I frequently get contact by people whose loved one display new musical talents as there language skills decline. One woman is now mute, but started singing beautifully. Another plays organ. The list goes on. No one understands this. FTD is still an enigma.

"It is what it is" and I'm doing better. Maybe it's just a stage of FTD, but I'm doing better and I will continue to fight to improve every day. 

Does this mean I'm ready to join society being a fully functioning person, I think not. There are so many other symptoms and issues I'm dealing with it is mind boggling. Some of the most difficult and prevalent  are:

1. Not being able to put facts together and make a rational decision. This also causes my judgement to be flawed.
2. Not being able to follow conversations and phasing out in the middle of conversations. 
3. Not realizing when circumstances are changing around me.
4. Not knowing exactly what a person is meaning or intending to say while there talking to me. 
5. Saying things I regret later.
6. Constantly second-guessing myself.
7. Being aware that I'm unaware of what I'm saying and the hurt that's being done.
8. Short term memory loss.
9. Not being able to retain what I read and other cognitive issues.

I intended to write just a couple of symptoms but the list quickly grew. I stopped at 9.

My pet project right now is minimize my non-stop chatting or incessant talking. I get into these modes where I continually ramble on without stopping. It's usually about myself and I don't let anyone talk or pay attention to anyone else. There are a many issues involved in this and it is complicated.  I will get back to you on my progress. I was going to say progress or lack of progress, but to me the efforts involved in managing the symptoms of FTD are a triumph in itself.

Everyone knows how my heart goes out to caregivers, friends and loved ones of people afflicted with FTD. You go through absolute hell.

Those suffering with FTD are in a war 24 hours a day.
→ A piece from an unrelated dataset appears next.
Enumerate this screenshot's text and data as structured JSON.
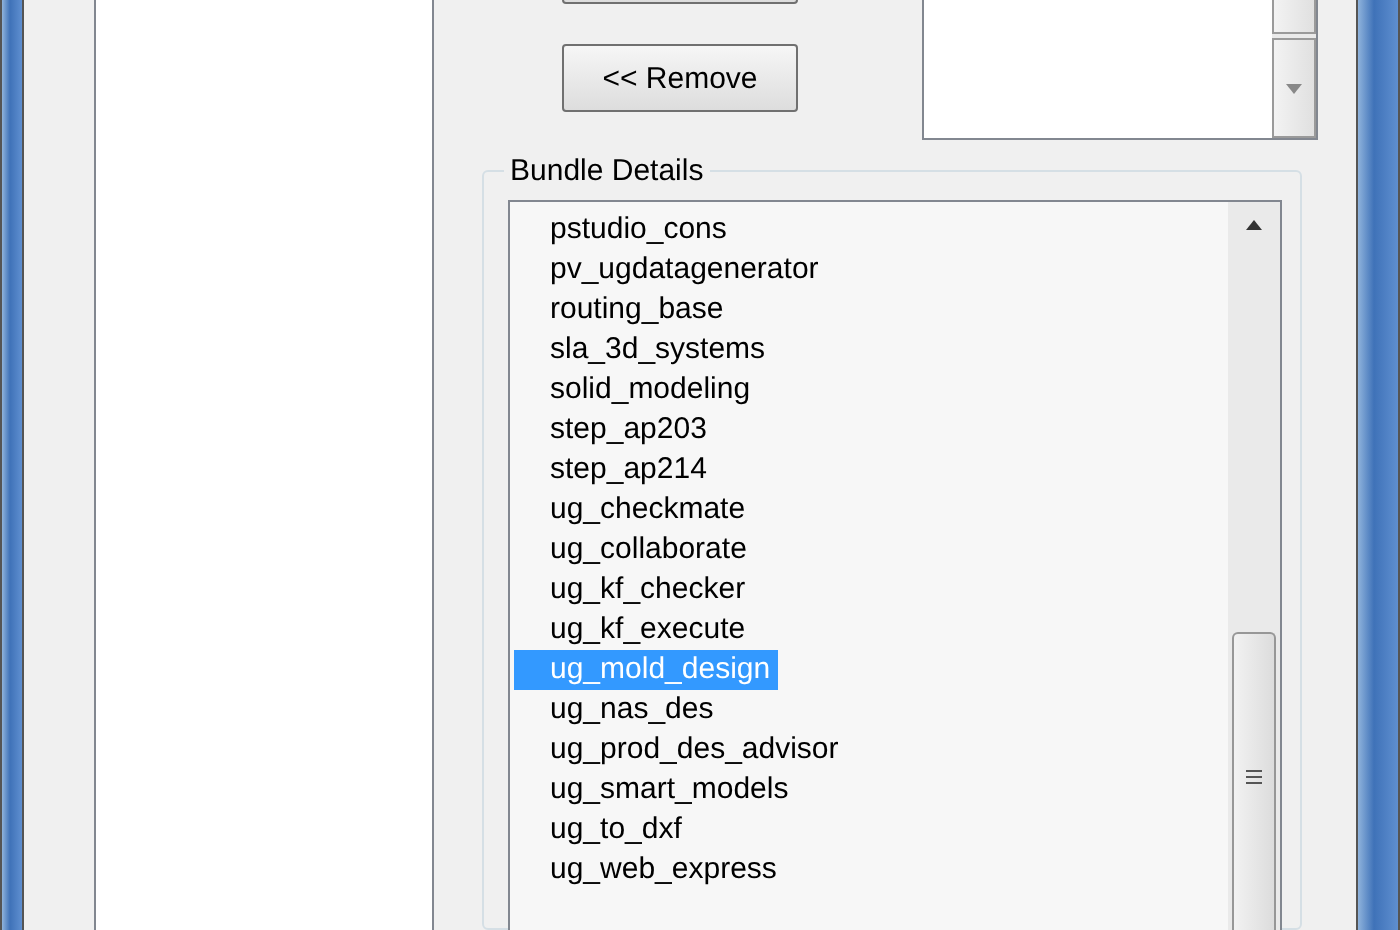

Whether there isolated in a bedroom at home watching TV (I did that for 6 years), in a nursing home not really knowing what's happening or going on, or battling every day out in society like I'm doing, we are in a war.

I'm going to use the analogy of watching the Vietnam war on TV. We still see the old clips and say how horrible that was. Nobody though has any idea of what that soldier on the ground was going through. That's what it's like living with FTD. You can't explain it or understand it unless your going through it.

Living life with FTD is fighting a horrible war that never ends and everyone else is watching it on TV.

Living with FTD is nothing short of war.

Howard Glick 
FTD'er who is living life with happiness and purpose


  1. Thanks Howard! As my mom has both FTD and early onset Alzheimer's, reading what goes on in your mind gives me insight on what may be going on in hers. We are in the struggle together.

  2. I am the mother of 2 girls and a significant other
    who has FTD. All are very supportive of me.
    I retired Friday and can not drive. My brother and sister know I have it as well. Also, very supportive. I know that I am slipping a little
    and LeRoy has been very good about it. I sleep
    very well. I take my Namenda at night.
    Hang in there. I wish you well as we go into
    darkness.... Hope you have family.

  3. Dear Howard I recently discovered your blog and thank you for sharing your story. My mum has recently been diagnosed with FTD and at the moment I am really concerned that she may be misdiagnosed , so I would really appreciate it if you could share with me the tests that you took to ensure that it was definitely FTD. I would also like to know if you take any medication for FTD and what are your thoughts on this.



Note: Only a member of this blog may post a comment.